Does Omae feel this way all the time? Both her children gone to who knows where? And Ehjin...
Shayla stood as soon as her thoughts strayed back to her husband. He had work to do, she shouldn't be worried. But fear of potential dangers nagged her, no matter how she wished it away. So she dusted. She cared for Gellayna's parents, because Gellayna was no longer there to do so.
Now, as she glided into the hall, to get away from the rain, one image haunted her thoughts. Ehjin, on a farmer's mount, traveling from village to village, spreading word. Planning an evacuation no one wanted. Plotting resistance in the rain and mud. While Gellayna remained in the cold Ednin castle to the north, and Teshen did whatever he did...
Who's life? Who's death? And would the rain prolong it, or just grant the illusion of distance?
“Ah!” Omae Hehriya called as Shayla made her way down the stair. “I made soup! Perfect for today, yes?” The old woman beamed at her, but Shayla was beginning to develop an idea of what pains she hid. She hid them well. I must learn to hide my fears so skillfully.
“Soup!” Khirisse called, trailing her toddling sister as she rushed in from the outdoors.
“Children!” Shayla and Omae said at once.

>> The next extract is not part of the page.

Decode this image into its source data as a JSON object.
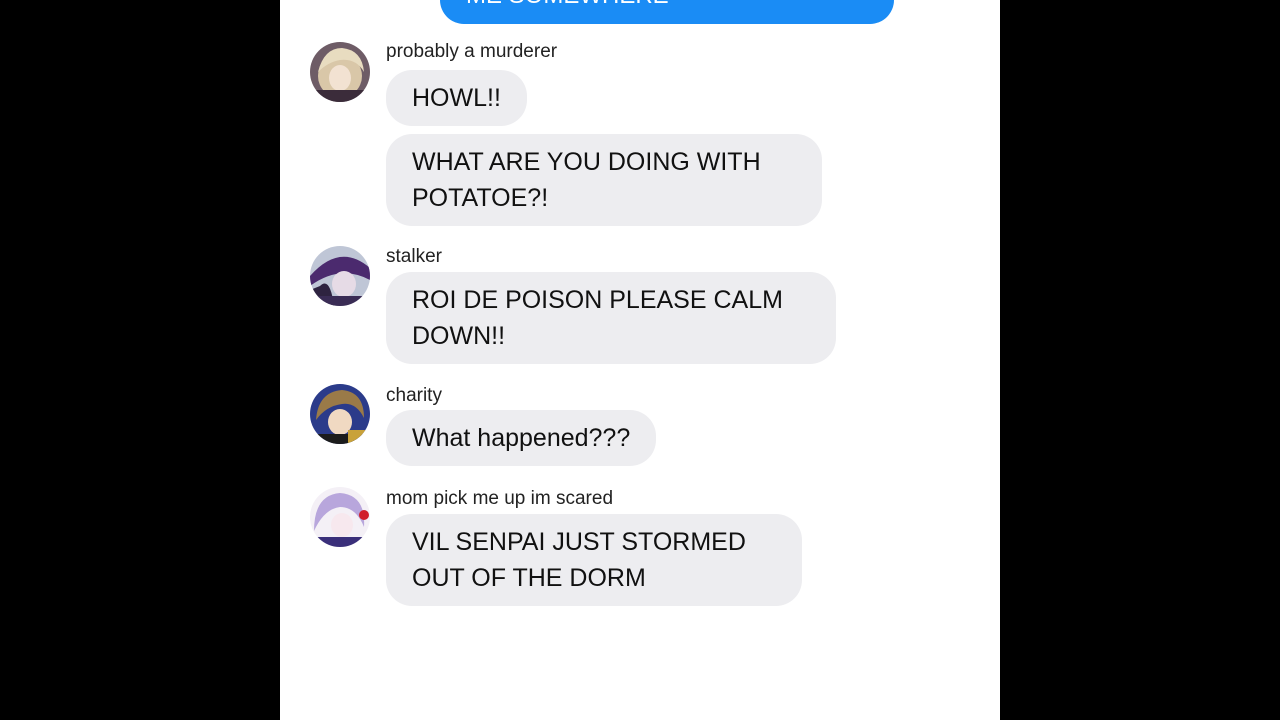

“Mud,” Shayla reminded in a softer tone. Khirisse looked down at her self and winced. “Ays' fault.”
“I'm sure,” Shayla said, “But get out of those clothes first.”
“All right.” Khirisse heaved a sigh. When her daughter was on the stair, Shayla rolled her eyes.
Omae laughed. “I'm sure you were every bit as over dramatic as they.”
“It's entirely possible.”
“Now, how about that soup?”
“Perfect, Omae.” But in the kitchen, spoon in hand, she heard the rain again and thought of her absent loved ones. All over again, she worried how they fared.